Sterritt **** Documentary arguing exactly what the title indicates. It's not "fair and balanced," but why should it be, at a time when that phrase so frequently captions material that's really the Orwellian opposite? This is an op-ed polemic, and it's refreshing to see one so skillfully produced by filmmakers with a shoestring budget and meager access to mainstream distribution. A must-see movie, no matter what your politics are.
Director: Garry Marshall. With Anne Hathaway, Julie Andrews, John Rhys-Davies, Hector Elizondo. (120 min.)
Staff ** Apart from a scene in which Julie Andrews sings - an all too rare occasion nowadays - this sequel holds few surprises. Princess Mia (Hathaway) is the princess of Genovia, a golf-course-size country on the Continent, which looks about as European as Disneyland Paris (the citizens speak in a SoCal dialect, too). She's set to inherit the throne from Queen Renaldi (Andrews), when Genovia's 10-member parliament rules that the princess must be married before her coronation. Soon Mia has to choose between an arranged marriage with a Prince Charles-like dweeb or a hottie who looks like Rob Lowe Jr. Hathaway is delightful, but this lazily plotted "Bachelorette" for tweens ends with the least dramatic wedding ceremony ever. By Stephen Humphries
Director: Mark Moormann. With Tom Dowd, Ray Charles, Eric Clapton, Ahmet Ertegun. (82 min.)
Sterritt *** Documentary about a fabled pop-music producer who thought he'd be a nuclear physicist, helped develop nuclear weapons in the Manhattan Project of the 1940s, and then got permanently sidetracked into a technologically innovative career that made him a collaborator of everyone from '40s jazz greats John Coltrane and Dizzy Gillespie through '50s rock groups like the Coasters and the Drifters to Cream and the Allman Brothers in more recent years. Like its subject, the movie is a tad overzealous, but often fascinating and revealing.

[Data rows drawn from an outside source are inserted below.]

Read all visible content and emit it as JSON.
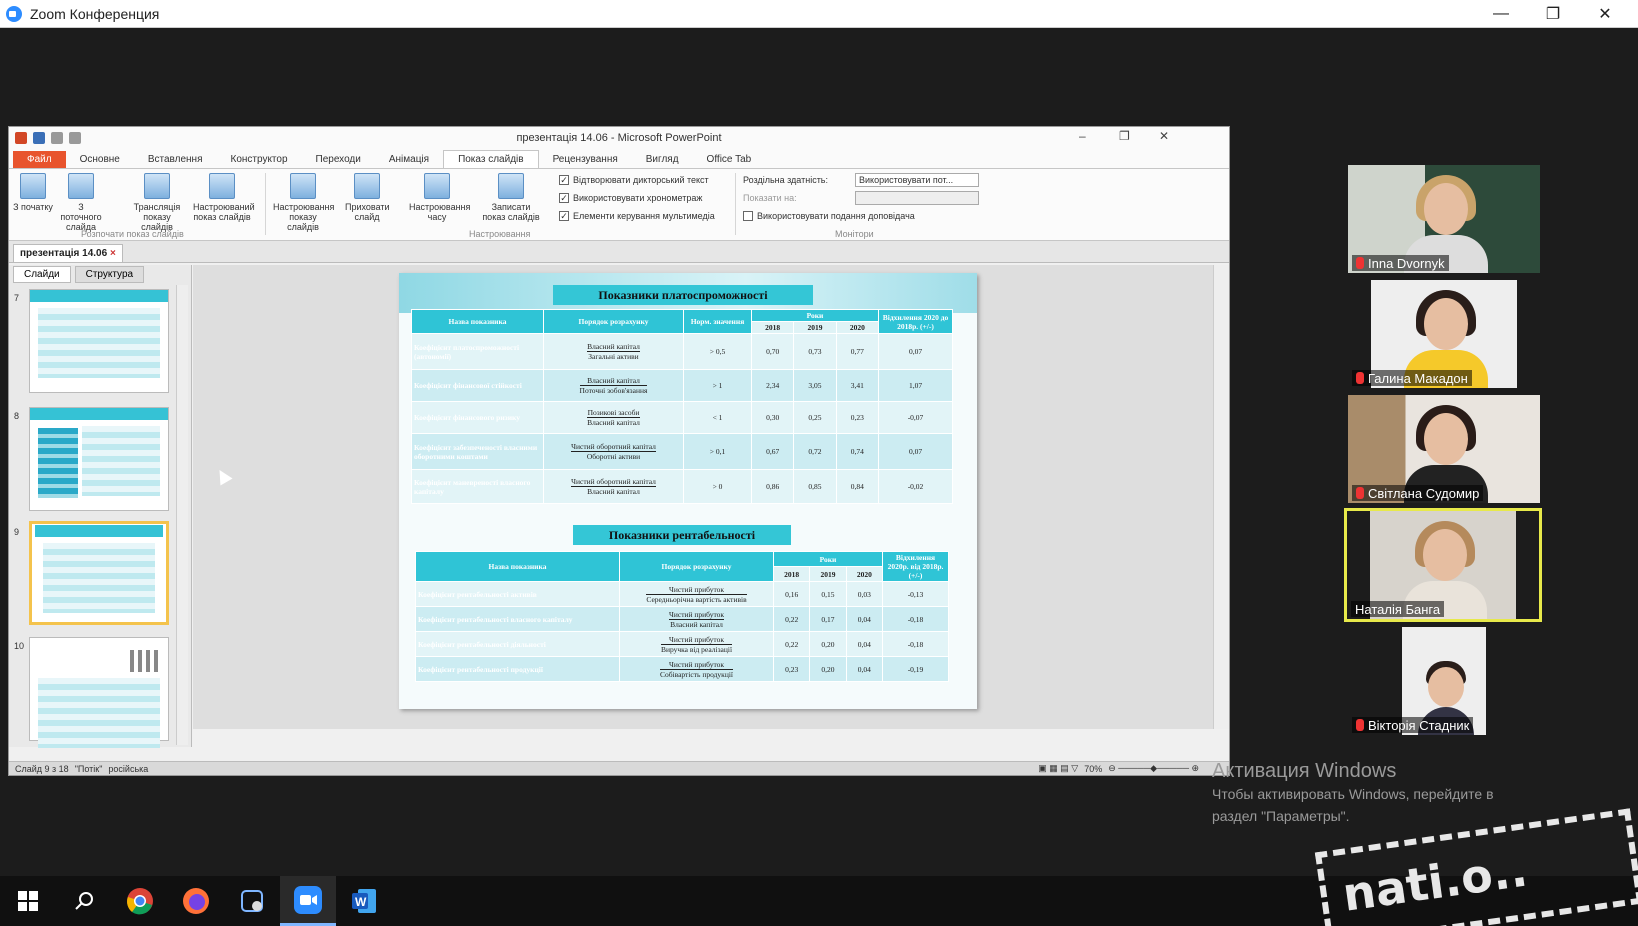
{
  "zoom": {
    "title": "Zoom Конференция",
    "min": "—",
    "restore": "❐",
    "close": "✕"
  },
  "ppt": {
    "doc_title": "презентація 14.06 - Microsoft PowerPoint",
    "tabs": [
      "Файл",
      "Основне",
      "Вставлення",
      "Конструктор",
      "Переходи",
      "Анімація",
      "Показ слайдів",
      "Рецензування",
      "Вигляд",
      "Office Tab"
    ],
    "ribbon": {
      "buttons": [
        "З початку",
        "З поточного слайда",
        "Трансляція показу слайдів",
        "Настроюваний показ слайдів",
        "Настроювання показу слайдів",
        "Приховати слайд",
        "Настроювання часу",
        "Записати показ слайдів"
      ],
      "checks": [
        "Відтворювати дикторський текст",
        "Використовувати хронометраж",
        "Елементи керування мультимедіа"
      ],
      "monitor_res": "Роздільна здатність:",
      "monitor_res_val": "Використовувати пот...",
      "show_on": "Показати на:",
      "presenter": "Використовувати подання доповідача",
      "groups": [
        "Розпочати показ слайдів",
        "Настроювання",
        "Монітори"
      ]
    },
    "doc_tab": "презентація 14.06",
    "pane_tabs": [
      "Слайди",
      "Структура"
    ],
    "thumb_numbers": [
      "7",
      "8",
      "9",
      "10"
    ],
    "status": [
      "Слайд 9 з 18",
      "\"Потік\"",
      "російська"
    ],
    "zoom_level": "70%"
  },
  "slide": {
    "t1": "Показники платоспроможності",
    "t1_headers": {
      "name": "Назва показника",
      "order": "Порядок розрахунку",
      "norm": "Норм. значення",
      "years": "Роки",
      "y": [
        "2018",
        "2019",
        "2020"
      ],
      "dev": "Відхилення 2020 до 2018р. (+/-)"
    },
    "t1_rows": [
      {
        "name": "Коефіцієнт платоспроможності (автономії)",
        "num": "Власний капітал",
        "den": "Загальні активи",
        "norm": "> 0,5",
        "v": [
          "0,70",
          "0,73",
          "0,77"
        ],
        "d": "0,07"
      },
      {
        "name": "Коефіцієнт фінансової стійкості",
        "num": "Власний капітал",
        "den": "Поточні зобов'язання",
        "norm": "> 1",
        "v": [
          "2,34",
          "3,05",
          "3,41"
        ],
        "d": "1,07"
      },
      {
        "name": "Коефіцієнт фінансового ризику",
        "num": "Позикові засоби",
        "den": "Власний капітал",
        "norm": "< 1",
        "v": [
          "0,30",
          "0,25",
          "0,23"
        ],
        "d": "-0,07"
      },
      {
        "name": "Коефіцієнт забезпеченості власними оборотними коштами",
        "num": "Чистий оборотний капітал",
        "den": "Оборотні активи",
        "norm": "> 0,1",
        "v": [
          "0,67",
          "0,72",
          "0,74"
        ],
        "d": "0,07"
      },
      {
        "name": "Коефіцієнт маневреності власного капіталу",
        "num": "Чистий оборотний капітал",
        "den": "Власний капітал",
        "norm": "> 0",
        "v": [
          "0,86",
          "0,85",
          "0,84"
        ],
        "d": "-0,02"
      }
    ],
    "t2": "Показники рентабельності",
    "t2_headers": {
      "name": "Назва показника",
      "order": "Порядок розрахунку",
      "years": "Роки",
      "y": [
        "2018",
        "2019",
        "2020"
      ],
      "dev": "Відхилення 2020р. від 2018р. (+/-)"
    },
    "t2_rows": [
      {
        "name": "Коефіцієнт рентабельності активів",
        "num": "Чистий прибуток",
        "den": "Середньорічна вартість активів",
        "v": [
          "0,16",
          "0,15",
          "0,03"
        ],
        "d": "-0,13"
      },
      {
        "name": "Коефіцієнт рентабельності власного капіталу",
        "num": "Чистий прибуток",
        "den": "Власний капітал",
        "v": [
          "0,22",
          "0,17",
          "0,04"
        ],
        "d": "-0,18"
      },
      {
        "name": "Коефіцієнт рентабельності діяльності",
        "num": "Чистий прибуток",
        "den": "Виручка від реалізації",
        "v": [
          "0,22",
          "0,20",
          "0,04"
        ],
        "d": "-0,18"
      },
      {
        "name": "Коефіцієнт рентабельності продукції",
        "num": "Чистий прибуток",
        "den": "Собівартість продукції",
        "v": [
          "0,23",
          "0,20",
          "0,04"
        ],
        "d": "-0,19"
      }
    ]
  },
  "participants": [
    "Inna Dvornyk",
    "Галина Макадон",
    "Світлана Судомир",
    "Наталія Банга",
    "Вікторія Стадник"
  ],
  "windows_activation": {
    "title": "Активация Windows",
    "line1": "Чтобы активировать Windows, перейдите в",
    "line2": "раздел \"Параметры\"."
  },
  "stamp_text": "nati.o..."
}
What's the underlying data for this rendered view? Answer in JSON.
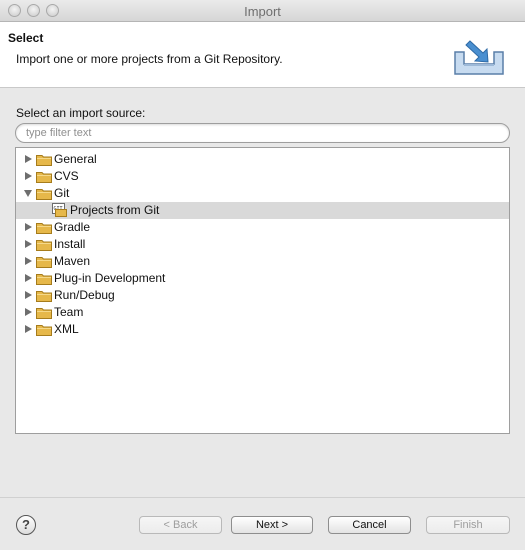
{
  "window": {
    "title": "Import"
  },
  "header": {
    "title": "Select",
    "description": "Import one or more projects from a Git Repository."
  },
  "source": {
    "label": "Select an import source:",
    "filter_placeholder": "type filter text"
  },
  "tree": {
    "items": [
      {
        "label": "General",
        "expanded": false
      },
      {
        "label": "CVS",
        "expanded": false
      },
      {
        "label": "Git",
        "expanded": true
      },
      {
        "label": "Projects from Git",
        "child": true,
        "selected": true
      },
      {
        "label": "Gradle",
        "expanded": false
      },
      {
        "label": "Install",
        "expanded": false
      },
      {
        "label": "Maven",
        "expanded": false
      },
      {
        "label": "Plug-in Development",
        "expanded": false
      },
      {
        "label": "Run/Debug",
        "expanded": false
      },
      {
        "label": "Team",
        "expanded": false
      },
      {
        "label": "XML",
        "expanded": false
      }
    ]
  },
  "footer": {
    "help": "?",
    "back_label": "< Back",
    "next_label": "Next >",
    "cancel_label": "Cancel",
    "finish_label": "Finish"
  },
  "colors": {
    "selection": "#d9d9d9",
    "folder": "#e6b84a"
  },
  "icons": {
    "folder": "folder-icon",
    "git_project": "git-projects-icon",
    "import_wizard": "import-wizard-icon"
  }
}
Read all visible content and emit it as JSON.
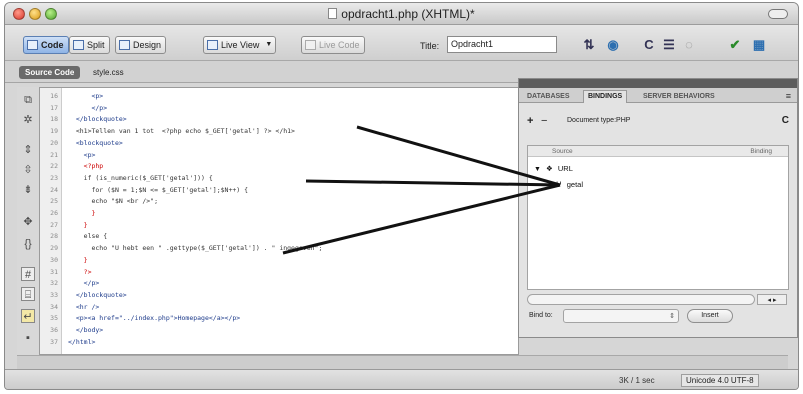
{
  "window": {
    "title": "opdracht1.php (XHTML)*"
  },
  "toolbar": {
    "code_label": "Code",
    "split_label": "Split",
    "design_label": "Design",
    "live_view_label": "Live View",
    "live_code_label": "Live Code",
    "title_label": "Title:",
    "title_value": "Opdracht1",
    "icons": [
      "file-management-icon",
      "globe-icon",
      "refresh-icon",
      "view-options-icon",
      "visual-aids-icon",
      "check-page-icon",
      "browser-compat-icon"
    ]
  },
  "document_tabs": {
    "source_code": "Source Code",
    "css_file": "style.css"
  },
  "left_toolbar_icons": [
    "open-documents-icon",
    "show-code-navigator-icon",
    "collapse-full-tag-icon",
    "collapse-selection-icon",
    "expand-all-icon",
    "select-parent-tag-icon",
    "balance-braces-icon",
    "line-numbers-icon",
    "highlight-invalid-code-icon",
    "word-wrap-icon",
    "apply-comment-icon"
  ],
  "code": {
    "lines": [
      {
        "n": "16",
        "text": "      <p>"
      },
      {
        "n": "17",
        "text": "      </p>"
      },
      {
        "n": "18",
        "text": "  </blockquote>"
      },
      {
        "n": "19",
        "text": "  <h1>Tellen van 1 tot  <?php echo $_GET['getal'] ?> </h1>"
      },
      {
        "n": "20",
        "text": "  <blockquote>"
      },
      {
        "n": "21",
        "text": "    <p>"
      },
      {
        "n": "22",
        "text": "    <?php"
      },
      {
        "n": "23",
        "text": "    if (is_numeric($_GET['getal'])) {"
      },
      {
        "n": "24",
        "text": "      for ($N = 1;$N <= $_GET['getal'];$N++) {"
      },
      {
        "n": "25",
        "text": "      echo \"$N <br />\";"
      },
      {
        "n": "26",
        "text": "      }"
      },
      {
        "n": "27",
        "text": "    }"
      },
      {
        "n": "28",
        "text": "    else {"
      },
      {
        "n": "29",
        "text": "      echo \"U hebt een \" .gettype($_GET['getal']) . \" ingegeven\";"
      },
      {
        "n": "30",
        "text": "    }"
      },
      {
        "n": "31",
        "text": "    ?>"
      },
      {
        "n": "32",
        "text": "    </p>"
      },
      {
        "n": "33",
        "text": "  </blockquote>"
      },
      {
        "n": "34",
        "text": "  <hr />"
      },
      {
        "n": "35",
        "text": "  <p><a href=\"../index.php\">Homepage</a></p>"
      },
      {
        "n": "36",
        "text": "  </body>"
      },
      {
        "n": "37",
        "text": "</html>"
      }
    ]
  },
  "bindings_panel": {
    "tabs": [
      "DATABASES",
      "BINDINGS",
      "SERVER BEHAVIORS"
    ],
    "active_tab": "BINDINGS",
    "document_type": "Document type:PHP",
    "tree_headers": {
      "source": "Source",
      "binding": "Binding"
    },
    "nodes": [
      {
        "label": "URL",
        "level": 0,
        "icon": "url-icon"
      },
      {
        "label": "getal",
        "level": 1,
        "icon": "variable-icon"
      }
    ],
    "bind_to_label": "Bind to:",
    "insert_label": "Insert"
  },
  "status": {
    "size": "3K / 1 sec",
    "encoding": "Unicode 4.0 UTF-8"
  },
  "colors": {
    "tag": "#1c3a8a",
    "php": "#cc0000",
    "line_number": "#8a8a8a"
  }
}
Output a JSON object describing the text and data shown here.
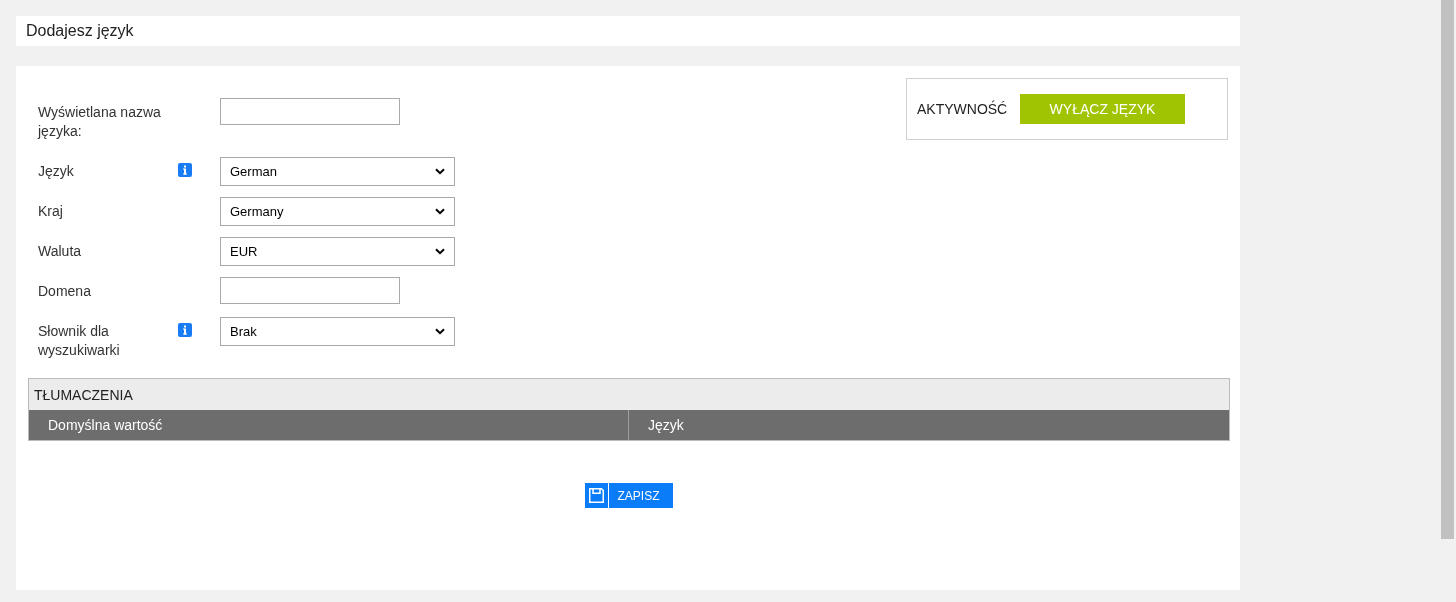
{
  "page": {
    "title": "Dodajesz język"
  },
  "form": {
    "fields": [
      {
        "kind": "text",
        "label": "Wyświetlana nazwa języka:",
        "info": false
      },
      {
        "kind": "select",
        "label": "Język",
        "info": true,
        "value": "German"
      },
      {
        "kind": "select",
        "label": "Kraj",
        "info": false,
        "value": "Germany"
      },
      {
        "kind": "select",
        "label": "Waluta",
        "info": false,
        "value": "EUR"
      },
      {
        "kind": "text",
        "label": "Domena",
        "info": false
      },
      {
        "kind": "select",
        "label": "Słownik dla wyszukiwarki",
        "info": true,
        "value": "Brak"
      }
    ]
  },
  "activity": {
    "label": "AKTYWNOŚĆ",
    "button": "WYŁĄCZ JĘZYK"
  },
  "translations": {
    "title": "TŁUMACZENIA",
    "columns": [
      "Domyślna wartość",
      "Język"
    ]
  },
  "save_button": {
    "label": "ZAPISZ"
  }
}
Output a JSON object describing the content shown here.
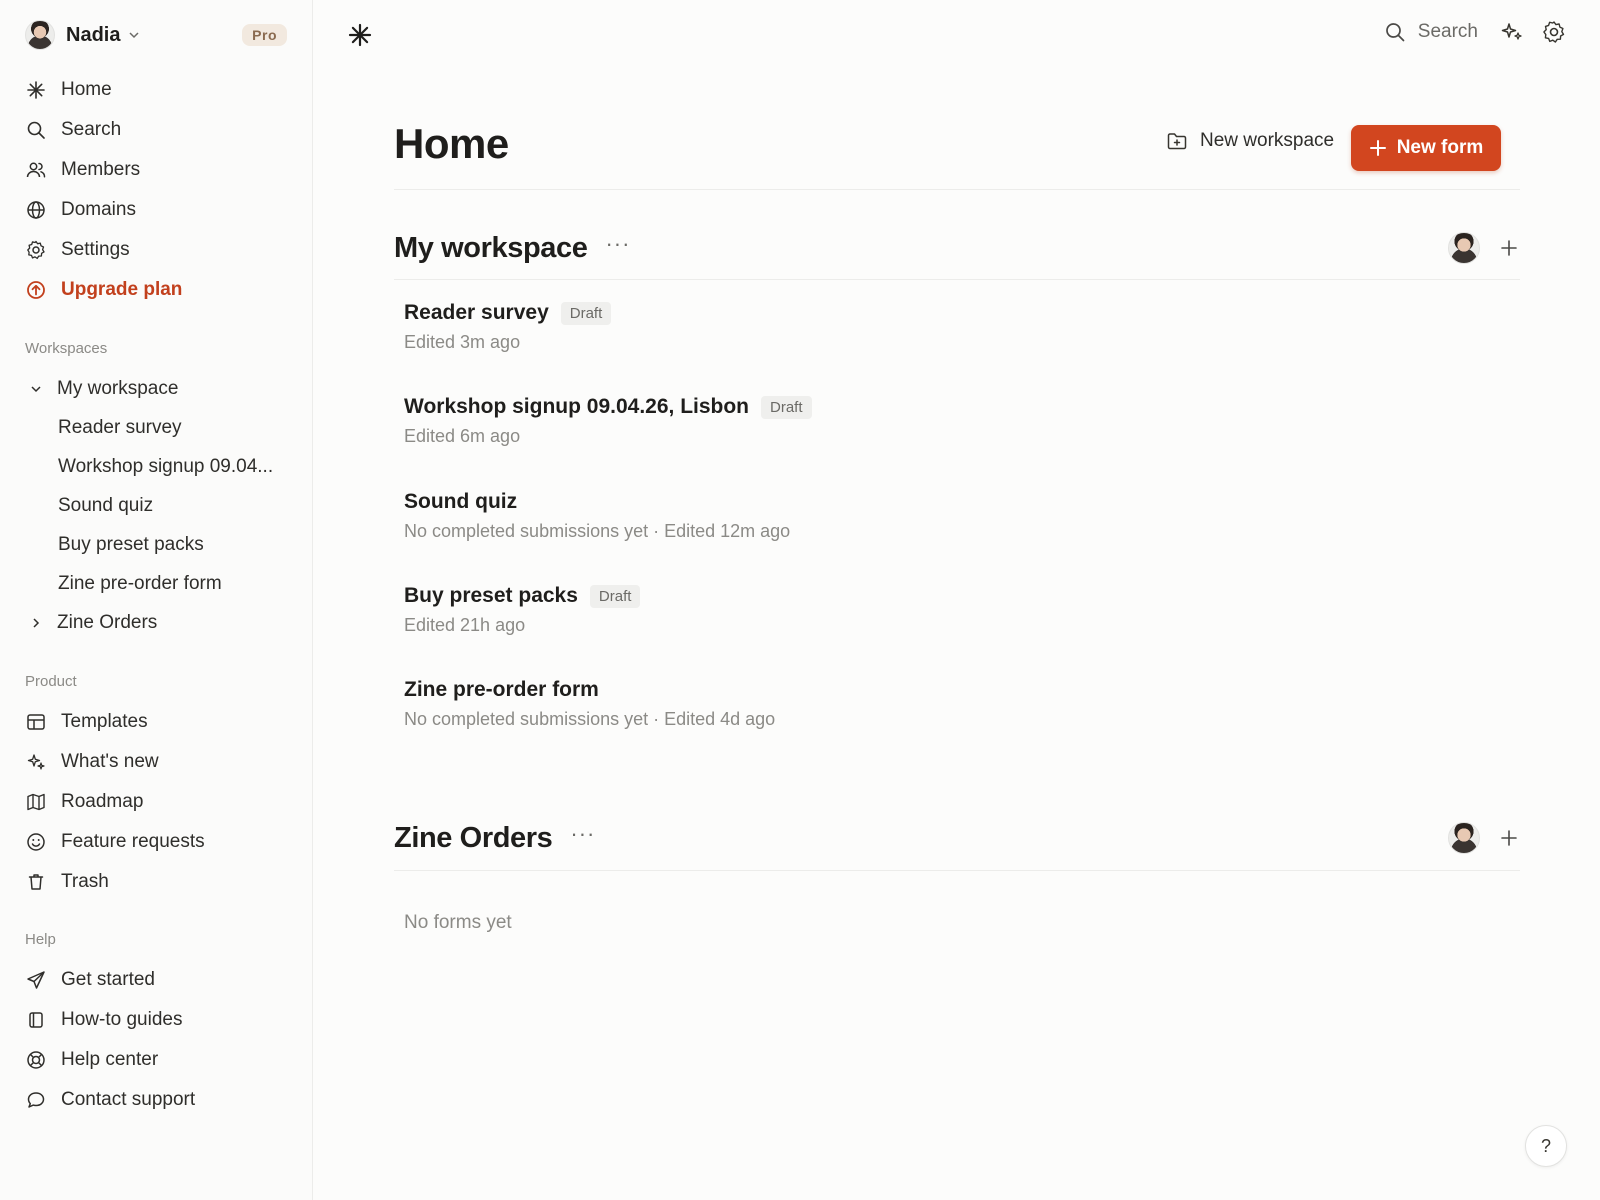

Director: John Curran. With Laura Dern, Mark Ruffalo, Naomi Watts, Peter Krause. (109 min.)
Sterritt *** See review.
Director: Paul Greengrass. With Matt Damon, Joan Allen, Brian Cox, Julia Stiles. (110 min.)
Sterritt ** Sequel to "The Bourne Identity," which at least had some psychological tension as the hero learns his identity - namely, a CIA assassin with amnesia. This time it's just chasing and shooting. A disappointment from the director of "Bloody Sunday."